» WORK REQUIRED: Every line in the data below that holds "click" should be found and copied.

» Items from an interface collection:
——————

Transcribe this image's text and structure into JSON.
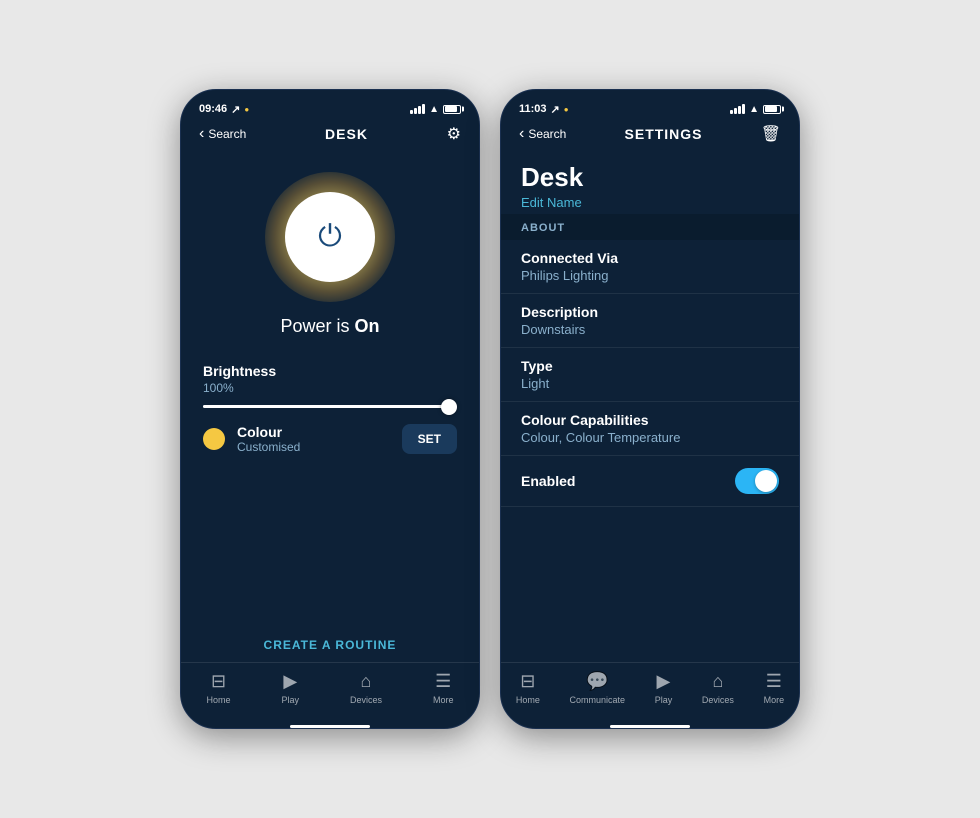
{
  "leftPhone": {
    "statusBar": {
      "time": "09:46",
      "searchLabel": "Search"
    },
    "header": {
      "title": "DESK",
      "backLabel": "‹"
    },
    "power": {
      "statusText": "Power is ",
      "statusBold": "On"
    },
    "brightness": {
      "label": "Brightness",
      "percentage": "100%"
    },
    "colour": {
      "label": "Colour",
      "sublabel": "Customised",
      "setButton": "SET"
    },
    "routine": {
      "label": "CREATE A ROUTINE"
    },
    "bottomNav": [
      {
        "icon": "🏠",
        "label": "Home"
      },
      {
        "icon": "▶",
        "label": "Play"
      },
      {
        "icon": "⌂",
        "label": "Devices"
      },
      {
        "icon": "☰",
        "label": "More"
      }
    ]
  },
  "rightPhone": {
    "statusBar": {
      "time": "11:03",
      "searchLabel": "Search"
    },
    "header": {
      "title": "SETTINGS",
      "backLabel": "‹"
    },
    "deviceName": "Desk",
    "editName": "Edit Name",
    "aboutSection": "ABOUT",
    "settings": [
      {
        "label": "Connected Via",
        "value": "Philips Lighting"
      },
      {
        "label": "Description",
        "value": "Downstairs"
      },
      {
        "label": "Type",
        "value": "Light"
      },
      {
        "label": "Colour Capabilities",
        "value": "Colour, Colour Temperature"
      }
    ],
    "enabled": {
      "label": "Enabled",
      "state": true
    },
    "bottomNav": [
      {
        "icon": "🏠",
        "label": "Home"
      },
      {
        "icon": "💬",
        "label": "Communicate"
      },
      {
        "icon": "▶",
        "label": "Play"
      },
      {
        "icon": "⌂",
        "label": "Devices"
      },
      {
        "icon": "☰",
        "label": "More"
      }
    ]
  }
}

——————

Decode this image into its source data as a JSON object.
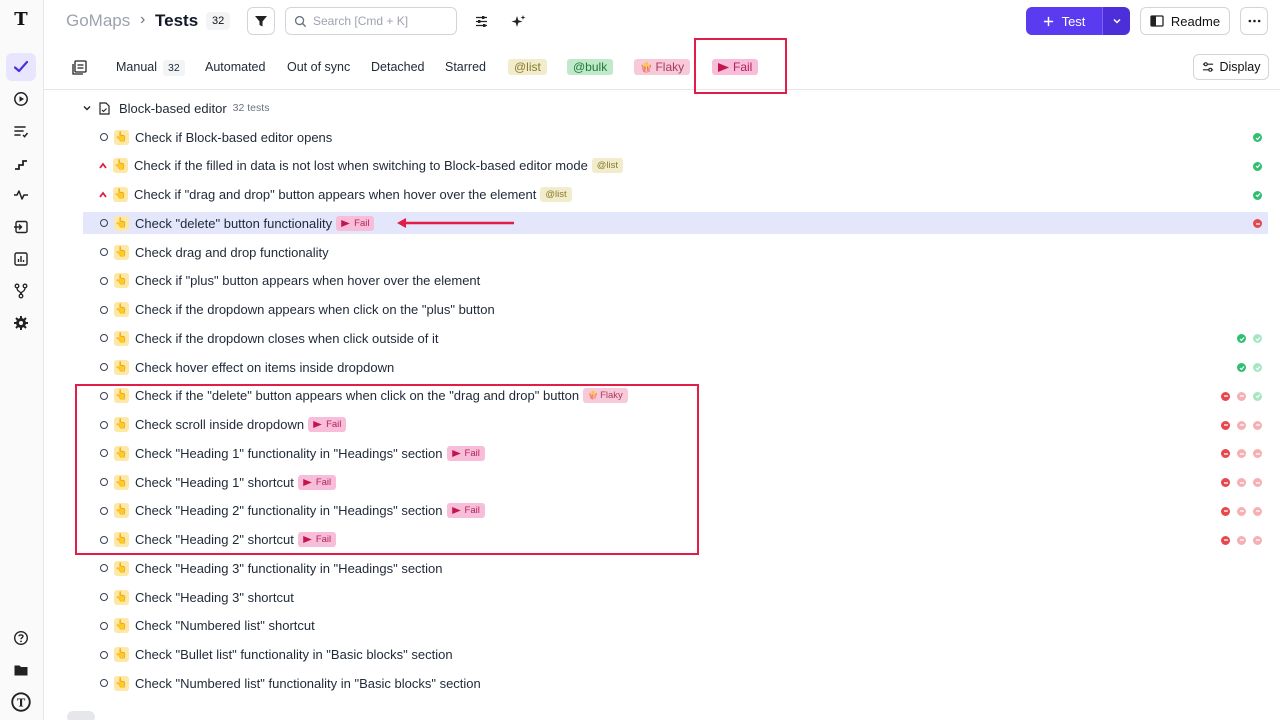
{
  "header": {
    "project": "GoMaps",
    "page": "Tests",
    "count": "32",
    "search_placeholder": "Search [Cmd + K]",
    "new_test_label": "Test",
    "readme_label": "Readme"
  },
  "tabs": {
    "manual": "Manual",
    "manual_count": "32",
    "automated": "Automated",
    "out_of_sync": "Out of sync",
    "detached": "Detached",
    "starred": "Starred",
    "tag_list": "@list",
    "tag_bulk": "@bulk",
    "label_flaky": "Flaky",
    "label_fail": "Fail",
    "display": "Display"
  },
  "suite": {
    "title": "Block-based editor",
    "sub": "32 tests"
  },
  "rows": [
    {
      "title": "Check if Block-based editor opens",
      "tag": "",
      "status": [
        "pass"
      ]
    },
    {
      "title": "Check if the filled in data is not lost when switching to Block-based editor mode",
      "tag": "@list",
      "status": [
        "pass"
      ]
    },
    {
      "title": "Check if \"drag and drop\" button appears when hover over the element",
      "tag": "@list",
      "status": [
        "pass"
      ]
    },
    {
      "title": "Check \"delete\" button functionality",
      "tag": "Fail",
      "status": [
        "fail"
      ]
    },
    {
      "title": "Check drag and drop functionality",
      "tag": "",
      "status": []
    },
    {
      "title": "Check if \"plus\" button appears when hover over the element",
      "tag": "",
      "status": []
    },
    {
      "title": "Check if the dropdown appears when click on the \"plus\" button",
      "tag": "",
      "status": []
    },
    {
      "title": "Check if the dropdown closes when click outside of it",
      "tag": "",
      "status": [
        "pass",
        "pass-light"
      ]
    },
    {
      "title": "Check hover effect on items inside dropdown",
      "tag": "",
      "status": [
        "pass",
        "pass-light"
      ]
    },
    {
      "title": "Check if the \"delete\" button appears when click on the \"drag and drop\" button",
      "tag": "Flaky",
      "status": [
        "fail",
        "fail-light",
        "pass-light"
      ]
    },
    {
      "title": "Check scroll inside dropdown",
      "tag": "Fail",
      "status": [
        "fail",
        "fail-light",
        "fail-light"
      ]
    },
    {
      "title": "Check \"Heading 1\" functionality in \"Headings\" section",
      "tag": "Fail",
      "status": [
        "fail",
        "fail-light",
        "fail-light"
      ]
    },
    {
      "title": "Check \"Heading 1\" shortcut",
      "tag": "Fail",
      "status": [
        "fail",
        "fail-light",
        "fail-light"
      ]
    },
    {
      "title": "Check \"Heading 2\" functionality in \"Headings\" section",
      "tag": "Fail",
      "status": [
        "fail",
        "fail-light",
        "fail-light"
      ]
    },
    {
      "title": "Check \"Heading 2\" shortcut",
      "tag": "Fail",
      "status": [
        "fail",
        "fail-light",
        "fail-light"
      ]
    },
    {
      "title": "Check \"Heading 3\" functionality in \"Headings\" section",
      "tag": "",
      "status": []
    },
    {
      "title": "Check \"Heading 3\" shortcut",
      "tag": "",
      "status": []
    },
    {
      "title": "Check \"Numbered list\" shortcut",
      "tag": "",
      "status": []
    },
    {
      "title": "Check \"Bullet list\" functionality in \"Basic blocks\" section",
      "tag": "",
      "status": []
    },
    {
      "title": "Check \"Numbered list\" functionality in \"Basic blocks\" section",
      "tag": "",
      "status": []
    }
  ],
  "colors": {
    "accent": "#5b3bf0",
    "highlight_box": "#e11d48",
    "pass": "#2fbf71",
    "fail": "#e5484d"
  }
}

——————

» RESPONSE FOR THIS EXERCISE:
      "title": "Check if the dropdown appears when click on the \"plus\" button",
      "title": "Check if the dropdown closes when click outside of it",
      "title": "Check if the \"delete\" button appears when click on the \"drag and drop\" button",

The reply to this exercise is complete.